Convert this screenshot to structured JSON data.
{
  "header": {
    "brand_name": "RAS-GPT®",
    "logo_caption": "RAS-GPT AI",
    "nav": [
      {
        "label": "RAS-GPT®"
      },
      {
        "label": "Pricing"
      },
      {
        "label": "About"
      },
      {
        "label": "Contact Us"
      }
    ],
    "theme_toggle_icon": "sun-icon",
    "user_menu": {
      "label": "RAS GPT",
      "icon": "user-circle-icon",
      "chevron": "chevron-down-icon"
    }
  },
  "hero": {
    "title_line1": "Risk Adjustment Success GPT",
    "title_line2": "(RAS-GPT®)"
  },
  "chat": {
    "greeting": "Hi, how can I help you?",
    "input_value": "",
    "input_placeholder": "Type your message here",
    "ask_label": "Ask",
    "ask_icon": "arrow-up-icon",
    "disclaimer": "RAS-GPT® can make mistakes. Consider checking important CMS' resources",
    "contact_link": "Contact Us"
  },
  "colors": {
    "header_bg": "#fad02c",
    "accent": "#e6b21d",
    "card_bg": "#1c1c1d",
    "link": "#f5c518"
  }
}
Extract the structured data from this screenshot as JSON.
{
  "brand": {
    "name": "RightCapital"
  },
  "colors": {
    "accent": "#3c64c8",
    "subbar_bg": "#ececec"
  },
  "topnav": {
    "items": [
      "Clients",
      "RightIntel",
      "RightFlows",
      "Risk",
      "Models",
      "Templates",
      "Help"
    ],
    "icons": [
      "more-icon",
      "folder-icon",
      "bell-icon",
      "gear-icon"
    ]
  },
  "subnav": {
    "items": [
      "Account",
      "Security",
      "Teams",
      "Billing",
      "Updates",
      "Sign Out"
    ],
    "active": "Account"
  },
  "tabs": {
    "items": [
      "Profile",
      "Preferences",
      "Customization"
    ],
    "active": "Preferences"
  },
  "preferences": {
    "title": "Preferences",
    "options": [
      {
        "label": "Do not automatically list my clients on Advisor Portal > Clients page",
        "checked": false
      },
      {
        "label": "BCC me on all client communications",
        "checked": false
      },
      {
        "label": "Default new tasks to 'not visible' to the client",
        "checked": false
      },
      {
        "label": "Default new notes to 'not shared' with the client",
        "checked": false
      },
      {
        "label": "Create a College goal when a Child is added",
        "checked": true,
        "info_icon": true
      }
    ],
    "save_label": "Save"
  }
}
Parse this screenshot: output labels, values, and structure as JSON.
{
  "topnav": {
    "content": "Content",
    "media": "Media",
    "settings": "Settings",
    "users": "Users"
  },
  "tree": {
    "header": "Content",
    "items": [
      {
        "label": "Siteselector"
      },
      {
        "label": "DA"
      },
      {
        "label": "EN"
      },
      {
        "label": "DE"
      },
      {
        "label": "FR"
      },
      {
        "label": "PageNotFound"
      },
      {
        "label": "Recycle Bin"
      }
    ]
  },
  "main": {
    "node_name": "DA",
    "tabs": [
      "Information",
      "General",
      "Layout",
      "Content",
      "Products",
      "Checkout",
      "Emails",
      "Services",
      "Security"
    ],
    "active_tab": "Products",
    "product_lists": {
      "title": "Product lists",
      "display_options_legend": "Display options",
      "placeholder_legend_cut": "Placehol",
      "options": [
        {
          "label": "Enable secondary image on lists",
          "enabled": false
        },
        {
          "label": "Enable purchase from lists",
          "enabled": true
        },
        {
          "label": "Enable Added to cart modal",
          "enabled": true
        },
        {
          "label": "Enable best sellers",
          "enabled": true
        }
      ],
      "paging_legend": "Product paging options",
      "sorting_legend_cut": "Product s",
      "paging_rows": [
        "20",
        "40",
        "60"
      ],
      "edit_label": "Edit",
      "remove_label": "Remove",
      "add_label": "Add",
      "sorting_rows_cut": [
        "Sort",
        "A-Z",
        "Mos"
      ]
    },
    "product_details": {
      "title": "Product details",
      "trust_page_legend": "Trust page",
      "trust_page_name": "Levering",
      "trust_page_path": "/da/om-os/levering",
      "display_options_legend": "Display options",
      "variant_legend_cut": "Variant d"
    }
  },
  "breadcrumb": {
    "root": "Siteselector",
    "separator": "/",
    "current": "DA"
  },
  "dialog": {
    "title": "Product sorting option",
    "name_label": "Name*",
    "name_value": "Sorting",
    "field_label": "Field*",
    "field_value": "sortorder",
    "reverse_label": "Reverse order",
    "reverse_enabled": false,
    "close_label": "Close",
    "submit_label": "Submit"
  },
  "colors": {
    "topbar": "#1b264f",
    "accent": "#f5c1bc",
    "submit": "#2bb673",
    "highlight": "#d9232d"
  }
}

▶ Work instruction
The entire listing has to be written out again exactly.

▶ Answer space
Convert this screenshot to structured JSON data.
{
  "header": {
    "brand_name": "RAS-GPT®",
    "logo_caption": "RAS-GPT AI",
    "nav": [
      {
        "label": "RAS-GPT®"
      },
      {
        "label": "Pricing"
      },
      {
        "label": "About"
      },
      {
        "label": "Contact Us"
      }
    ],
    "theme_toggle_icon": "sun-icon",
    "user_menu": {
      "label": "RAS GPT",
      "icon": "user-circle-icon",
      "chevron": "chevron-down-icon"
    }
  },
  "hero": {
    "title_line1": "Risk Adjustment Success GPT",
    "title_line2": "(RAS-GPT®)"
  },
  "chat": {
    "greeting": "Hi, how can I help you?",
    "input_value": "",
    "input_placeholder": "Type your message here",
    "ask_label": "Ask",
    "ask_icon": "arrow-up-icon",
    "disclaimer": "RAS-GPT® can make mistakes. Consider checking important CMS' resources",
    "contact_link": "Contact Us"
  },
  "colors": {
    "header_bg": "#fad02c",
    "accent": "#e6b21d",
    "card_bg": "#1c1c1d",
    "link": "#f5c518"
  }
}
Extract the structured data from this screenshot as JSON.
{
  "brand": {
    "name": "RightCapital"
  },
  "colors": {
    "accent": "#3c64c8",
    "subbar_bg": "#ececec"
  },
  "topnav": {
    "items": [
      "Clients",
      "RightIntel",
      "RightFlows",
      "Risk",
      "Models",
      "Templates",
      "Help"
    ],
    "icons": [
      "more-icon",
      "folder-icon",
      "bell-icon",
      "gear-icon"
    ]
  },
  "subnav": {
    "items": [
      "Account",
      "Security",
      "Teams",
      "Billing",
      "Updates",
      "Sign Out"
    ],
    "active": "Account"
  },
  "tabs": {
    "items": [
      "Profile",
      "Preferences",
      "Customization"
    ],
    "active": "Preferences"
  },
  "preferences": {
    "title": "Preferences",
    "options": [
      {
        "label": "Do not automatically list my clients on Advisor Portal > Clients page",
        "checked": false
      },
      {
        "label": "BCC me on all client communications",
        "checked": false
      },
      {
        "label": "Default new tasks to 'not visible' to the client",
        "checked": false
      },
      {
        "label": "Default new notes to 'not shared' with the client",
        "checked": false
      },
      {
        "label": "Create a College goal when a Child is added",
        "checked": true,
        "info_icon": true
      }
    ],
    "save_label": "Save"
  }
}
Parse this screenshot: output labels, values, and structure as JSON.
{
  "topnav": {
    "content": "Content",
    "media": "Media",
    "settings": "Settings",
    "users": "Users"
  },
  "tree": {
    "header": "Content",
    "items": [
      {
        "label": "Siteselector"
      },
      {
        "label": "DA"
      },
      {
        "label": "EN"
      },
      {
        "label": "DE"
      },
      {
        "label": "FR"
      },
      {
        "label": "PageNotFound"
      },
      {
        "label": "Recycle Bin"
      }
    ]
  },
  "main": {
    "node_name": "DA",
    "tabs": [
      "Information",
      "General",
      "Layout",
      "Content",
      "Products",
      "Checkout",
      "Emails",
      "Services",
      "Security"
    ],
    "active_tab": "Products",
    "product_lists": {
      "title": "Product lists",
      "display_options_legend": "Display options",
      "placeholder_legend_cut": "Placehol",
      "options": [
        {
          "label": "Enable secondary image on lists",
          "enabled": false
        },
        {
          "label": "Enable purchase from lists",
          "enabled": true
        },
        {
          "label": "Enable Added to cart modal",
          "enabled": true
        },
        {
          "label": "Enable best sellers",
          "enabled": true
        }
      ],
      "paging_legend": "Product paging options",
      "sorting_legend_cut": "Product s",
      "paging_rows": [
        "20",
        "40",
        "60"
      ],
      "edit_label": "Edit",
      "remove_label": "Remove",
      "add_label": "Add",
      "sorting_rows_cut": [
        "Sort",
        "A-Z",
        "Mos"
      ]
    },
    "product_details": {
      "title": "Product details",
      "trust_page_legend": "Trust page",
      "trust_page_name": "Levering",
      "trust_page_path": "/da/om-os/levering",
      "display_options_legend": "Display options",
      "variant_legend_cut": "Variant d"
    }
  },
  "breadcrumb": {
    "root": "Siteselector",
    "separator": "/",
    "current": "DA"
  },
  "dialog": {
    "title": "Product sorting option",
    "name_label": "Name*",
    "name_value": "Sorting",
    "field_label": "Field*",
    "field_value": "sortorder",
    "reverse_label": "Reverse order",
    "reverse_enabled": false,
    "close_label": "Close",
    "submit_label": "Submit"
  },
  "colors": {
    "topbar": "#1b264f",
    "accent": "#f5c1bc",
    "submit": "#2bb673",
    "highlight": "#d9232d"
  }
}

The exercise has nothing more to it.